Siemens spotlight on Samaras

An e-mail exchange between New Democracy leader Antonis Samaras and a relative who worked at Siemens Hellas came to light yesterday as part of Parliament’s investigation into the cash-for-contracts scandal, prompting PASOK to suggest that the conservative politician should appear at the inquiry and the opposition party to accuse the Socialists of playing political games. It emerged that in 2006, Evangelos Sekeris, an executive at the Greek branch of Siemens and Samaras’s brother-in-law, sent the ND politician, then a member of the European Parliament, an e-mail concerning his role at the company.
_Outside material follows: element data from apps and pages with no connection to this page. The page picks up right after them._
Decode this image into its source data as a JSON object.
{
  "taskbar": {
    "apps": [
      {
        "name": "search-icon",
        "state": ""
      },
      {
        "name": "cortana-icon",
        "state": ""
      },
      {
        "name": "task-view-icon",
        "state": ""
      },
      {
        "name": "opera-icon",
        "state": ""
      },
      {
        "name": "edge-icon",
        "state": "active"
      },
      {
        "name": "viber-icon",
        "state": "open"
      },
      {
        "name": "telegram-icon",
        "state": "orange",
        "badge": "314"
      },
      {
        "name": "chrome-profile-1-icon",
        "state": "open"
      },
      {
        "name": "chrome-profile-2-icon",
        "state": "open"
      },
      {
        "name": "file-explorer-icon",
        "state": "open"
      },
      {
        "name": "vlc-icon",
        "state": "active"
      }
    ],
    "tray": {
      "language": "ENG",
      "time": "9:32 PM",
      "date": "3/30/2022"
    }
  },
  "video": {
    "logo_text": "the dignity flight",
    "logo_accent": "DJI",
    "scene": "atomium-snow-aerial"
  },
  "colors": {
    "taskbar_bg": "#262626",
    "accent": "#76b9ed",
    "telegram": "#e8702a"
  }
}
It appears that Sekeris, who had been with Siemens Hellas since 1985, had become frustrated at not climbing the ranks within the company. In his e-mail on July 31, 2006, Sekeris asked Samaras to speak to then Siemens Hellas CEO Michalis Christoforakos and argue his case for promotion. «Christoforakos knows that I know a lot about his dirty tricks but that I have kept my mouth shut so far,» added Sekeris in the message, which also claimed that Samaras had «opened doors» for Siemens in the past. PASOK MPs on the investigative committee suggested that Samaras should be called to answer questions about what links he may have had with Siemens but ND responded by accusing the Socialists of dragging the inquiry «into the mire.» They said that Samaras did not know Christoforakos but that he did call the CEO on his brother-in-law’s behalf. Meanwhile, businessman Marios Katsikas appeared before the panel of MPs yesterday to explain how an e-mail thought to have indicated illicit payments from Siemens to a member of the previous conservative Cabinet was actually referring to money that was due to a company making cabinets for his New York home. Katsikas, who owns 20 companies, said that in 2003 he had paid a 200,000-euro deposit to a businessman friend for the purchase of a property near Athens. However, Katsikas pulled out of the deal and his friend asked another acquaintance, financier Giorgos Kaldis, to transfer the money to Katsikas’s Swiss bank account so he could pay various bills, including for his cabinets. Kaldis wired the money from an account belonging to the Placid Blue Corporation, an offshore company used for Christoforakos’s slush fund. Katsikas said he had no contact with Christoforakos.